The ruby element denotes a span of text that contains a ruby. You use the ruby element in conjunction with the rt and rp elements.


The rt element marks the ruby notation, and the rp element denotes parentheses around an annotation that can be displayed by browsers that don't support ruby annotations.


	      	<!DOCTYPE HTML>
			<html>
			<body>
			<p>I like
			<ruby>
			CSS
			<rp>(</rp>
			<rt>Cascading Style Sheets</rt>
			<rp>)</rp>
			</ruby>
			</p>
			</body>
			</html>
	      

When the document is displayed in a browser that supports ruby annotations, the rp elements and their contents are ignored, and the contents of the rt element is displayed as an annotation.


s Element


You use the s element to mark text that is no longer correct or accurate.


The style convention is to display the text with a line drawn through it: s{text-decoration:linethrough;}.


	      	<!DOCTYPE HTML>
			<html>
			<body>
			HTML is now <s>HTML4</s> HTML5.
			</body>
			</html>
	      


samp Element


samp element denotes output from a program or computer system. It has the following default style: { font-family: monospace; } .


	      	<!DOCTYPE HTML>
			<html>
			<body>
			This is a <samp>sample</samp>.
			</body>
			</html>
	      

small Element


The small element marks fine print and is often used for disclaimers and clarifications.


	      	<!DOCTYPE HTML>
			<html>
			<body>
			HTML5 is <small>good</small>.
			</body>
			</html>
	      

strong Element


The strong element marks important text.


The strong element has the same style convention as the b element.


	      	<!DOCTYPE HTML>
			<html>
			<body>
			<strong>Warning:</strong> HTML5 is good.
			</body>
			</html>
	      

sub and sup Element


You use the sub and sup elements to denote subscripts and superscripts, respectively.


Superscripts are required in some languages and both superscripts and subscripts are used in simple math expressions.


	      	<!DOCTYPE HTML>
			<html>
			<body>
				The point x<sub>10</sub> is the 10<sup>th</sup> point.
			</body>
			</html>
	      

time Element

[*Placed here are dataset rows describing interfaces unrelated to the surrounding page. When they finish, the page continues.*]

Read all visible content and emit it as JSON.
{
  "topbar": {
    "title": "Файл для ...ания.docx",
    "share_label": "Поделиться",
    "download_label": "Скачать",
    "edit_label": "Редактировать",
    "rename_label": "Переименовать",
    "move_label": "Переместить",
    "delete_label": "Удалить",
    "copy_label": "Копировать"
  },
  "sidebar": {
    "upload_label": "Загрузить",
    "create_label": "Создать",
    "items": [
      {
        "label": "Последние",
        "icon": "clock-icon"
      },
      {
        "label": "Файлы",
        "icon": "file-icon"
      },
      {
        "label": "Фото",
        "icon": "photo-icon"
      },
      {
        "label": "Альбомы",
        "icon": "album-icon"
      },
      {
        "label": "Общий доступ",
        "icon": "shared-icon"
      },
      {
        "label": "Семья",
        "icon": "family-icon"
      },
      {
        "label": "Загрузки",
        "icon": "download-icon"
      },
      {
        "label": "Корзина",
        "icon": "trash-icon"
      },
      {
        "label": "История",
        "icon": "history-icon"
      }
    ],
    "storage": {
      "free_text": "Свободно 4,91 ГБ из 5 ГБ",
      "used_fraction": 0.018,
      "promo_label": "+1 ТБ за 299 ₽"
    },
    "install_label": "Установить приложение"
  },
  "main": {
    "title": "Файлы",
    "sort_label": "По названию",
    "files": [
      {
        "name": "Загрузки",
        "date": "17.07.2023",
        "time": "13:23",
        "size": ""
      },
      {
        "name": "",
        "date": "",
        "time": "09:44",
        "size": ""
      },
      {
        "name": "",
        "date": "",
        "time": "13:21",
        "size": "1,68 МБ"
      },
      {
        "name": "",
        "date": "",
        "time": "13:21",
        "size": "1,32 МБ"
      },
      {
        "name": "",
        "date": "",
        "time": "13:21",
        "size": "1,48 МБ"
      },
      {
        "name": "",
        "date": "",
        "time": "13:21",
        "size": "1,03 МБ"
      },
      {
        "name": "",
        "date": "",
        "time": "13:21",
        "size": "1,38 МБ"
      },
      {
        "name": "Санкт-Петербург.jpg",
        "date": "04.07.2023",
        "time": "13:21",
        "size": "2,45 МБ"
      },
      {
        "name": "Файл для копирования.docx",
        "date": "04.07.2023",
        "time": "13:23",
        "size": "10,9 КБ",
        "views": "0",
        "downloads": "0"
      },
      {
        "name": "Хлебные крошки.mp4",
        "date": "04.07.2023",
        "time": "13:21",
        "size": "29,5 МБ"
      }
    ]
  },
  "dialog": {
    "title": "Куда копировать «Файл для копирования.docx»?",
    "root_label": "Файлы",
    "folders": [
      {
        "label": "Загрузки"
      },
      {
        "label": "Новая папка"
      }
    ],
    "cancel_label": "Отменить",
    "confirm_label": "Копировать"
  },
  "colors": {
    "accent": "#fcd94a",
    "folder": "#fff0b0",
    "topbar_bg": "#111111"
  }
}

You can use the time element to represent a time or a date. The time element has two local attributes: datetime, pubdate .


If the Boolean pubdate attribute is present, then the time element is assumed to be the publication date of the entire HTML document or the nearest article element.


	      	<!DOCTYPE HTML>
			<html>
			<body>
				<time datetime="12:00">12 o'clock</time>
					on
				<time datetime="2018-12-10">December 10th</time>
			</body>
			</html>
	      


u Element


The u element marks text by adding underline. Its style Convention: u { textdecoration: underline;} .


The style convention for the u element is similar to that for the a element.


	      	<!DOCTYPE HTML>
			<html>
			<body>
				<u>HTML5</u> is good.
			</body>
			</html>
	      

var Element


var element marks a variable in a programming context. The default style for var is { fontstyle: italic; } .


	      	<!DOCTYPE HTML>
			<html>
			<body>
				This is a <var>variable</var>.
			</body>
			</html>
	      

wbr Element


wbr is called a Safe Line Break.


The wbr element is new to HTML5 and indicates where the browser could reasonably insert a line break to wrap content that is larger than the current browser window.


It is the browser that makes the decision as to whether or not a line break is actually used. The wbr element is a guide to suitable places to break content.


	      	<!DOCTYPE HTML>
			<html>
			<body>
				<wbr> loooooooooooooooooooooooooong <wbr>
			</body>
			</html>